* **Exercise**
Copy out each line of the material in which the word "cyclist" can be found.

* **Input for this task**
+ + +

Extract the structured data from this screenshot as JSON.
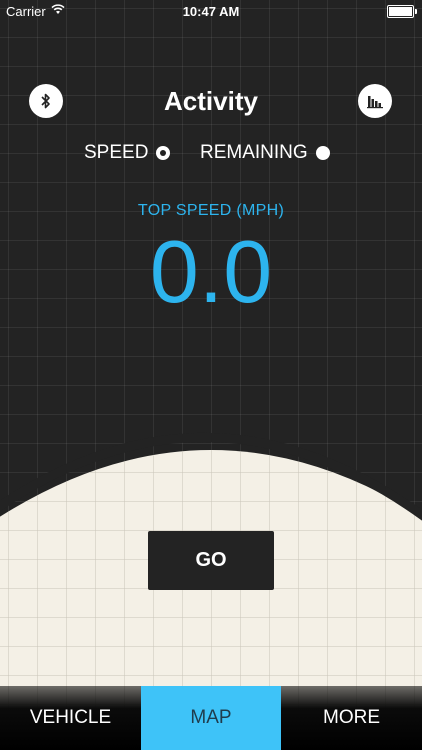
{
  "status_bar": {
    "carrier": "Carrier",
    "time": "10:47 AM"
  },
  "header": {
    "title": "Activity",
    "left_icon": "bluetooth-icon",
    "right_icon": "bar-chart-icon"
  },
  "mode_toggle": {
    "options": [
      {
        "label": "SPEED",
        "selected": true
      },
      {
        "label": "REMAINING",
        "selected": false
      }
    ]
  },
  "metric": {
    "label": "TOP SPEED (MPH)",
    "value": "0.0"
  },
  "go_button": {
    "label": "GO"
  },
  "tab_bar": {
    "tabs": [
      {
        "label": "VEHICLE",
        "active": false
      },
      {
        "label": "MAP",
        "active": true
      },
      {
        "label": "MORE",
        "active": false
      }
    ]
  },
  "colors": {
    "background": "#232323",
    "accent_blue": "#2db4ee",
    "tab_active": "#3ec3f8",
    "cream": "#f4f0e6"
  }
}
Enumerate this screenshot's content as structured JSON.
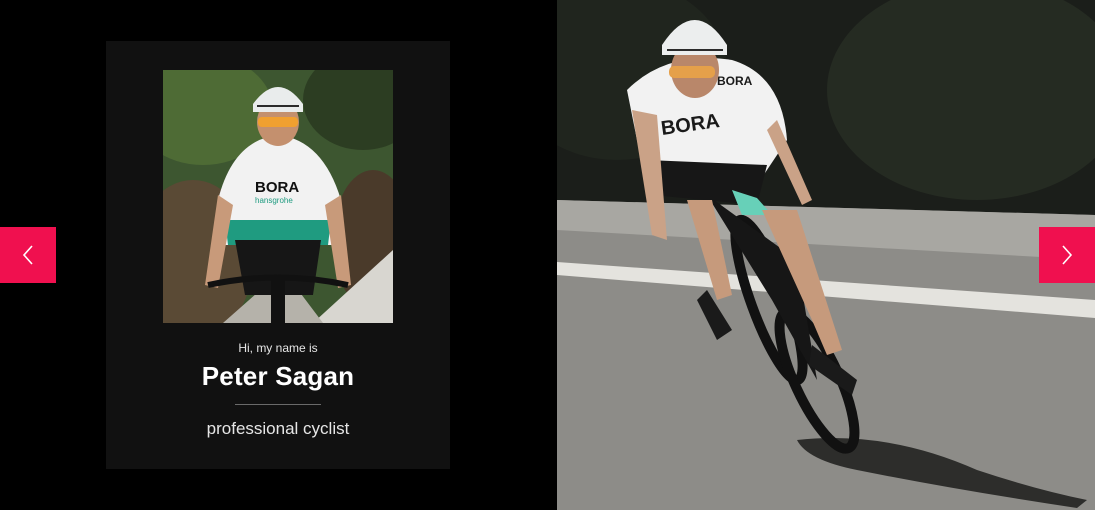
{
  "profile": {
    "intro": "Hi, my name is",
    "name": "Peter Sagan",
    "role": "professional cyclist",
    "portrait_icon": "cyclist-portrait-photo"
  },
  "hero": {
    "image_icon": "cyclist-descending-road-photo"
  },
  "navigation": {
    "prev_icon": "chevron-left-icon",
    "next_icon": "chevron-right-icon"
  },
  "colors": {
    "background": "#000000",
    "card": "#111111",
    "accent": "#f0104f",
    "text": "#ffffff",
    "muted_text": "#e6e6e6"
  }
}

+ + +

* **Exercise result**
    "role": "professional cyclist",
    "portrait_icon": "cyclist-portrait-photo"
    "image_icon": "cyclist-descending-road-photo"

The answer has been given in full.